Available records:
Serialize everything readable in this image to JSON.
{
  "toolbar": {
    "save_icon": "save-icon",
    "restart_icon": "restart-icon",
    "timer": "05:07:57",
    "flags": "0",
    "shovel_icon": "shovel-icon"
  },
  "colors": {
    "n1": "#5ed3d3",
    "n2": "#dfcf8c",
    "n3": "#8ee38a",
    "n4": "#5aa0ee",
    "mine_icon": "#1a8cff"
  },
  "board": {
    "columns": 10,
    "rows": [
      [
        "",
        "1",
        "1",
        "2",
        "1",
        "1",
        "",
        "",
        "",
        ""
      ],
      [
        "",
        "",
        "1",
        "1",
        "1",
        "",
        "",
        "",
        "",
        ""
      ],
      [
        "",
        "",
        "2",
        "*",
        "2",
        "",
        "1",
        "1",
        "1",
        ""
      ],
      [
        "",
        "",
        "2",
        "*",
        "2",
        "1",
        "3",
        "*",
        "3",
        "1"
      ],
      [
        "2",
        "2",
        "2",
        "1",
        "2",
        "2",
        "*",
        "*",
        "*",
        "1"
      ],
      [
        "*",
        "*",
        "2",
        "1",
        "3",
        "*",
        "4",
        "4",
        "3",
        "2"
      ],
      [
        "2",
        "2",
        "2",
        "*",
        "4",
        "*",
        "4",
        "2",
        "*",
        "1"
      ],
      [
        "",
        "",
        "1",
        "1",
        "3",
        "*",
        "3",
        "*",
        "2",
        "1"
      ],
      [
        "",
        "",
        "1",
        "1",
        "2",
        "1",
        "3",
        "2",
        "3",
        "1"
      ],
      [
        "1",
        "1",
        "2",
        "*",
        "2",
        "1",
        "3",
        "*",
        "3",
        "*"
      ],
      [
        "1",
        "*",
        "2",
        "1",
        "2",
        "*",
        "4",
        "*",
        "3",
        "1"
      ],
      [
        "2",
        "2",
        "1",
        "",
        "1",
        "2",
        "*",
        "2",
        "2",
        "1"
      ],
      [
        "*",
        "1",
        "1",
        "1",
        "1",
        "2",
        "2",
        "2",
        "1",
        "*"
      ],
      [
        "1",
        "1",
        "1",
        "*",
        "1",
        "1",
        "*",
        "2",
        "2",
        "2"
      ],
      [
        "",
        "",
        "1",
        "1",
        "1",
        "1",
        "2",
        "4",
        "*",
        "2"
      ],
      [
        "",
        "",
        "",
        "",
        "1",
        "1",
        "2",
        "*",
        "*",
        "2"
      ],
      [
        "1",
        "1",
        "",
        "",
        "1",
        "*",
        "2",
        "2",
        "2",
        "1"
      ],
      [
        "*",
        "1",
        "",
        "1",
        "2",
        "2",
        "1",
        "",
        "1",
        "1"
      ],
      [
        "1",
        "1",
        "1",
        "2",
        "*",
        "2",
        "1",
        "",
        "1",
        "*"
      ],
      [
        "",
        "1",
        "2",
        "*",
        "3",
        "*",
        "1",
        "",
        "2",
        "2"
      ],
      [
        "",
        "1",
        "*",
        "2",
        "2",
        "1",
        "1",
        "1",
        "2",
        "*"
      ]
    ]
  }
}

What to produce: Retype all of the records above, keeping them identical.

Solution for this problem:
Serialize everything readable in this image to JSON.
{
  "toolbar": {
    "save_icon": "save-icon",
    "restart_icon": "restart-icon",
    "timer": "05:07:57",
    "flags": "0",
    "shovel_icon": "shovel-icon"
  },
  "colors": {
    "n1": "#5ed3d3",
    "n2": "#dfcf8c",
    "n3": "#8ee38a",
    "n4": "#5aa0ee",
    "mine_icon": "#1a8cff"
  },
  "board": {
    "columns": 10,
    "rows": [
      [
        "",
        "1",
        "1",
        "2",
        "1",
        "1",
        "",
        "",
        "",
        ""
      ],
      [
        "",
        "",
        "1",
        "1",
        "1",
        "",
        "",
        "",
        "",
        ""
      ],
      [
        "",
        "",
        "2",
        "*",
        "2",
        "",
        "1",
        "1",
        "1",
        ""
      ],
      [
        "",
        "",
        "2",
        "*",
        "2",
        "1",
        "3",
        "*",
        "3",
        "1"
      ],
      [
        "2",
        "2",
        "2",
        "1",
        "2",
        "2",
        "*",
        "*",
        "*",
        "1"
      ],
      [
        "*",
        "*",
        "2",
        "1",
        "3",
        "*",
        "4",
        "4",
        "3",
        "2"
      ],
      [
        "2",
        "2",
        "2",
        "*",
        "4",
        "*",
        "4",
        "2",
        "*",
        "1"
      ],
      [
        "",
        "",
        "1",
        "1",
        "3",
        "*",
        "3",
        "*",
        "2",
        "1"
      ],
      [
        "",
        "",
        "1",
        "1",
        "2",
        "1",
        "3",
        "2",
        "3",
        "1"
      ],
      [
        "1",
        "1",
        "2",
        "*",
        "2",
        "1",
        "3",
        "*",
        "3",
        "*"
      ],
      [
        "1",
        "*",
        "2",
        "1",
        "2",
        "*",
        "4",
        "*",
        "3",
        "1"
      ],
      [
        "2",
        "2",
        "1",
        "",
        "1",
        "2",
        "*",
        "2",
        "2",
        "1"
      ],
      [
        "*",
        "1",
        "1",
        "1",
        "1",
        "2",
        "2",
        "2",
        "1",
        "*"
      ],
      [
        "1",
        "1",
        "1",
        "*",
        "1",
        "1",
        "*",
        "2",
        "2",
        "2"
      ],
      [
        "",
        "",
        "1",
        "1",
        "1",
        "1",
        "2",
        "4",
        "*",
        "2"
      ],
      [
        "",
        "",
        "",
        "",
        "1",
        "1",
        "2",
        "*",
        "*",
        "2"
      ],
      [
        "1",
        "1",
        "",
        "",
        "1",
        "*",
        "2",
        "2",
        "2",
        "1"
      ],
      [
        "*",
        "1",
        "",
        "1",
        "2",
        "2",
        "1",
        "",
        "1",
        "1"
      ],
      [
        "1",
        "1",
        "1",
        "2",
        "*",
        "2",
        "1",
        "",
        "1",
        "*"
      ],
      [
        "",
        "1",
        "2",
        "*",
        "3",
        "*",
        "1",
        "",
        "2",
        "2"
      ],
      [
        "",
        "1",
        "*",
        "2",
        "2",
        "1",
        "1",
        "1",
        "2",
        "*"
      ]
    ]
  }
}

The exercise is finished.